  • Smithsonian Magazine
  • the world to come
  • Good for the heart; bad for the soul
  • WNYC's Transmitter
  • SCATTERED AS MY MOTHERS PEARLS
  • Breaking News
  • Mother Nature Network
  • Deus ex musica
  • passacaglia
  • Vintage Visuals
  • Lal-la-la...la....la
  • V-Neck and a Cardigan
  • #WHAT SHOULD WE CALL CLARINET
  • Nie Dam Sie
  • Quoted on People.com
  • she dreams in color, she dreams in red
  • OBI Scrapbook Blog
  • Samuel Rubenfeld's Tumblr
  • A Little Space to Fill
  • mtv
  • Heilewelt - a blog for music lovers
  • San Diego Zoo
  • The Art Of Animation
  • United Nations
  • Congress in the Archives
  • flavorpill
  • I Love Charts
  • boston.tumblr.com
  • American Public Media
  • PBS NewsHour
  • Unhappy Hipsters
  • Un Avvenir Migliore
  • Michael Johnson
  • ArtBattles
  • HuffPost TV on Tumblr
  • SUCK IT
  • Fuck Yeah Stephen Sondheim
  • Whimsicality's musicality
  • simplify your life
  • MovieLegends
  • Minimal
  • Down Bow, Up Bow
  • idiosyncrasies.
  • tip toe through our shiny city
  • Survivor
  • 1001 Reasons
  • Journal of a Journalist
  • Musica Humana
  • Photojojo ♥'s Tumblr
  • you are a child of the universe
  • Artsluvr
  • Under the Radar Magazine
  • i want that bedroom
  • i want that kitchen
  • McNally Jackson Bookmongers
  • I CARE IF YOU LISTEN
  • The Paris Review
  • Here's Some Awesome
  • POETS.org
  • Founding Fatherfest
  • Glamour Tumblr
  • CMJ
  • I Love Old Magazines
  • Mediaite
  • Our Presidents
  • SciSpotlight: NYSCI News Digest
  • Newsweek
  • Smithsonian Folkways Recordings
  • Explore
  • Inside InStyle
  • KQEDScience
  • The Vancouver Sun
  • Aziz is Bored
  • wcfsymphony on Tumblr
  • naming blogs is easy
  • Brazen Overtures
  • I'm Remembering!
  • Tumblr Staff
  • NET News
  • MinnPost on Tumblr
  • The Christian Science Monitor
  • Flutronix

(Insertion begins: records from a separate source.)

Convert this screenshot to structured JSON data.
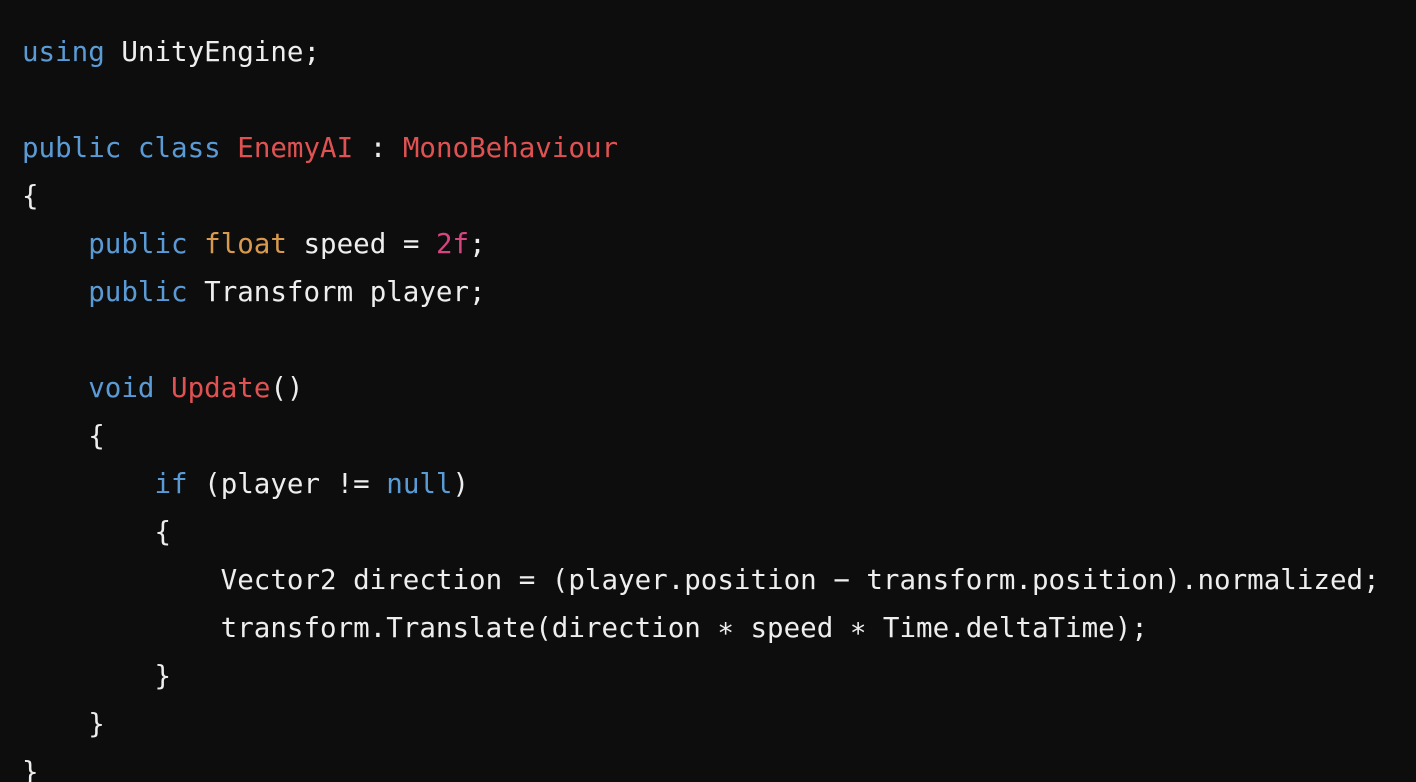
{
  "colors": {
    "background": "#0d0d0e",
    "keyword": "#5a9bd6",
    "type": "#d89a4e",
    "class_name": "#e05252",
    "number": "#d6457f",
    "plain": "#eeeeee"
  },
  "lines": [
    [
      {
        "t": "keyword",
        "s": "using"
      },
      {
        "t": "plain",
        "s": " UnityEngine;"
      }
    ],
    [],
    [
      {
        "t": "keyword",
        "s": "public"
      },
      {
        "t": "plain",
        "s": " "
      },
      {
        "t": "keyword",
        "s": "class"
      },
      {
        "t": "plain",
        "s": " "
      },
      {
        "t": "class",
        "s": "EnemyAI"
      },
      {
        "t": "plain",
        "s": " : "
      },
      {
        "t": "class",
        "s": "MonoBehaviour"
      }
    ],
    [
      {
        "t": "plain",
        "s": "{"
      }
    ],
    [
      {
        "t": "plain",
        "s": "    "
      },
      {
        "t": "keyword",
        "s": "public"
      },
      {
        "t": "plain",
        "s": " "
      },
      {
        "t": "type",
        "s": "float"
      },
      {
        "t": "plain",
        "s": " speed = "
      },
      {
        "t": "number",
        "s": "2f"
      },
      {
        "t": "plain",
        "s": ";"
      }
    ],
    [
      {
        "t": "plain",
        "s": "    "
      },
      {
        "t": "keyword",
        "s": "public"
      },
      {
        "t": "plain",
        "s": " Transform player;"
      }
    ],
    [],
    [
      {
        "t": "plain",
        "s": "    "
      },
      {
        "t": "keyword",
        "s": "void"
      },
      {
        "t": "plain",
        "s": " "
      },
      {
        "t": "class",
        "s": "Update"
      },
      {
        "t": "plain",
        "s": "()"
      }
    ],
    [
      {
        "t": "plain",
        "s": "    {"
      }
    ],
    [
      {
        "t": "plain",
        "s": "        "
      },
      {
        "t": "keyword",
        "s": "if"
      },
      {
        "t": "plain",
        "s": " (player != "
      },
      {
        "t": "keyword",
        "s": "null"
      },
      {
        "t": "plain",
        "s": ")"
      }
    ],
    [
      {
        "t": "plain",
        "s": "        {"
      }
    ],
    [
      {
        "t": "plain",
        "s": "            Vector2 direction = (player.position − transform.position).normalized;"
      }
    ],
    [
      {
        "t": "plain",
        "s": "            transform.Translate(direction ∗ speed ∗ Time.deltaTime);"
      }
    ],
    [
      {
        "t": "plain",
        "s": "        }"
      }
    ],
    [
      {
        "t": "plain",
        "s": "    }"
      }
    ],
    [
      {
        "t": "plain",
        "s": "}"
      }
    ]
  ]
}
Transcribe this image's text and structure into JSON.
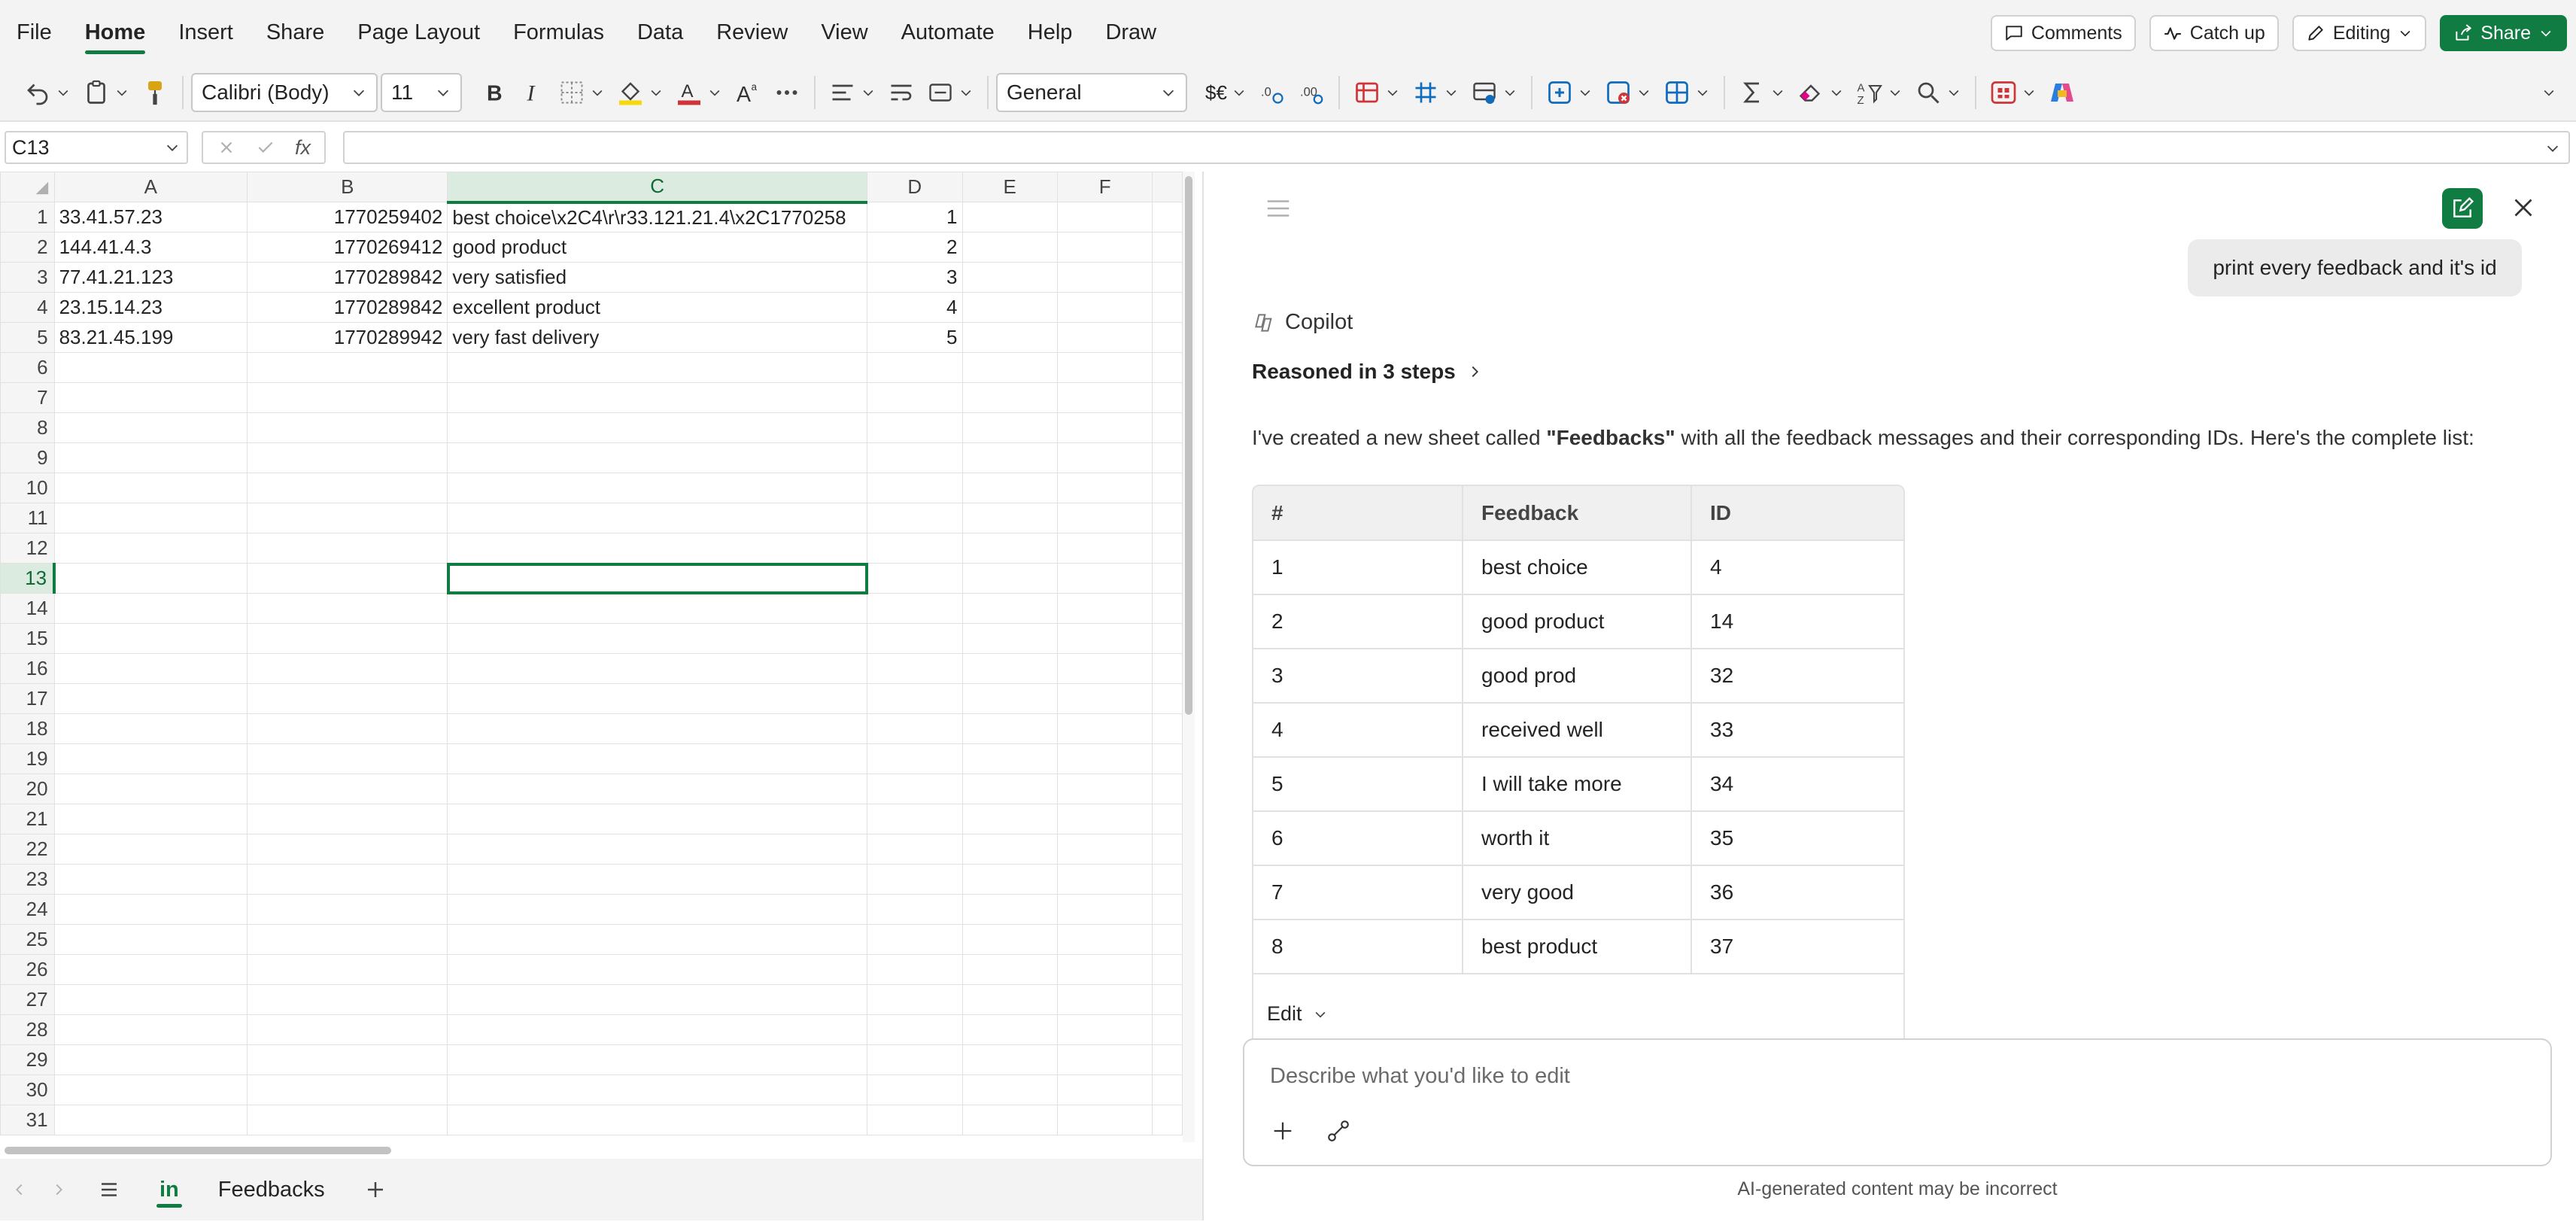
{
  "menu": {
    "items": [
      "File",
      "Home",
      "Insert",
      "Share",
      "Page Layout",
      "Formulas",
      "Data",
      "Review",
      "View",
      "Automate",
      "Help",
      "Draw"
    ],
    "active": "Home",
    "comments": "Comments",
    "catch_up": "Catch up",
    "editing": "Editing",
    "share": "Share"
  },
  "ribbon": {
    "font_name": "Calibri (Body)",
    "font_size": "11",
    "number_format": "General",
    "currency_label": "$€"
  },
  "formula_bar": {
    "name_box": "C13",
    "fx": "fx",
    "formula": ""
  },
  "grid": {
    "columns": [
      "A",
      "B",
      "C",
      "D",
      "E",
      "F"
    ],
    "selected_column": "C",
    "selected_row": 13,
    "row_count": 31,
    "rows": [
      {
        "a": "33.41.57.23",
        "b": "1770259402",
        "c": "best choice\\x2C4\\r\\r33.121.21.4\\x2C1770258",
        "d": "1"
      },
      {
        "a": "144.41.4.3",
        "b": "1770269412",
        "c": "good product",
        "d": "2"
      },
      {
        "a": "77.41.21.123",
        "b": "1770289842",
        "c": "very satisfied",
        "d": "3"
      },
      {
        "a": "23.15.14.23",
        "b": "1770289842",
        "c": "excellent product",
        "d": "4"
      },
      {
        "a": "83.21.45.199",
        "b": "1770289942",
        "c": "very fast delivery",
        "d": "5"
      }
    ]
  },
  "sheet_tabs": {
    "tabs": [
      "in",
      "Feedbacks"
    ],
    "active": "in"
  },
  "copilot": {
    "user_message": "print every feedback and it's id",
    "name": "Copilot",
    "reasoned": "Reasoned in 3 steps",
    "message_before": "I've created a new sheet called ",
    "message_sheet": "\"Feedbacks\"",
    "message_after": " with all the feedback messages and their corresponding IDs. Here's the complete list:",
    "table_headers": [
      "#",
      "Feedback",
      "ID"
    ],
    "table_rows": [
      [
        "1",
        "best choice",
        "4"
      ],
      [
        "2",
        "good product",
        "14"
      ],
      [
        "3",
        "good prod",
        "32"
      ],
      [
        "4",
        "received well",
        "33"
      ],
      [
        "5",
        "I will take more",
        "34"
      ],
      [
        "6",
        "worth it",
        "35"
      ],
      [
        "7",
        "very good",
        "36"
      ],
      [
        "8",
        "best product",
        "37"
      ]
    ],
    "edit_label": "Edit",
    "input_placeholder": "Describe what you'd like to edit",
    "disclaimer": "AI-generated content may be incorrect"
  }
}
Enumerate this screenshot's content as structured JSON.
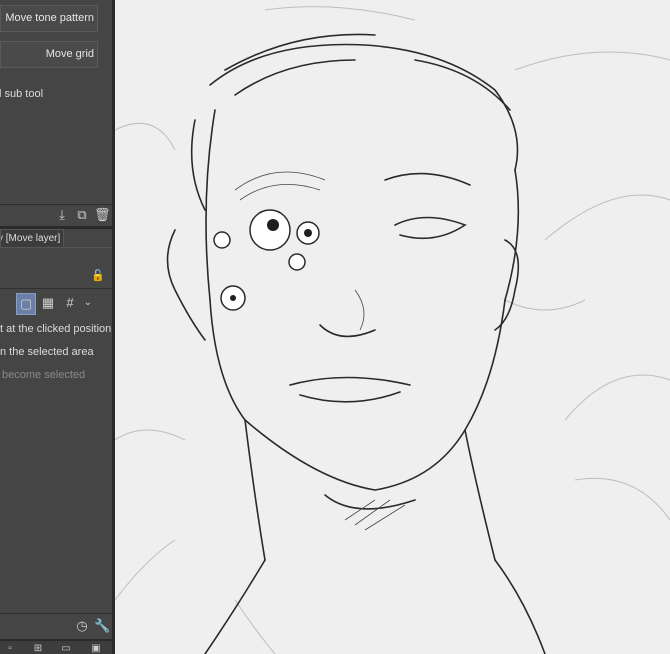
{
  "tool_property": {
    "move_tone_pattern_label": "Move tone pattern",
    "move_grid_label": "Move grid",
    "sub_tool_text": "l sub tool",
    "tab_label": "y [Move layer]",
    "options": [
      {
        "text": "t at the clicked position",
        "enabled": true
      },
      {
        "text": "n the selected area",
        "enabled": true
      },
      {
        "text": "become selected",
        "enabled": false
      }
    ]
  },
  "icons": {
    "add_preset": "import-icon",
    "duplicate": "duplicate-icon",
    "delete": "trash-icon",
    "lock": "lock-icon",
    "mode_normal": "square-select-icon",
    "mode_tone": "checker-icon",
    "mode_grid": "grid-icon",
    "mode_dropdown": "chevron-down-icon",
    "reset": "reset-icon",
    "settings": "wrench-icon"
  },
  "colors": {
    "panel_bg": "#454545",
    "canvas_bg": "#efefef",
    "selected_mode": "#6c7fa8"
  }
}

  • NPR
  • secret republic
  • USA.gov
  • Housing Works Bookstore Cafe
  • U.S. Department of State
  • The Editors' Desk
  • harmonia mundi usa
  • Viking / Penguin
  • Classical Literature
  • UC San Diego Health Sciences News
  • RecordSetter
  • The FJP
  • The Onion
  • The Museum of Modern Art Library
  • Iceland on Tumblr
  • Us Weekly on Tumblr
  • Fusion dot net
  • Letters of Note
  • Splitsider
  • Art Along the Way
  • The Moth on Tumblr
  • Babes of NPR
  • TODAY Show
  • orchestra21
  • Sarahndipity
  • Spotify
  • Rolling Stone
  • Tumblr Open Arts
  • NASDAQ on Tumblr
  • NYC GOV
  • Back Catalogue
  • America's Test Kitchen
  • Berkshire Review for the Arts on tumblr
  • Here, take this....
  • On Being Tumblr
  • The World's Game
  • tomorrow belongs to those who can hear it coming
  • Zack P Schneider
  • Young Manhattanite
  • Fiddling Around
  • Network Awesome
  • ca$hcats.biz
  • mental_floss
  • Entertainment Weekly
  • Best Roof Talk Ever
  • FFFFood
  • TMZ tumblr
  • Vanity Fair
  • A Prairie Home Companion
  • NPR Music
  • garfield minus garfield
  • Brooklyn Museum
  • HUFFPOST COMEDY
  • Asia Society
  • The FADER Tumblr
  • Foreign Affairs
  • US News Tumblelog
  • Scribner Books
  • Officials Say the Darndest Things
  • CNBC - First In Business Worldwide
  • Sesame Street
  • the impossible cool.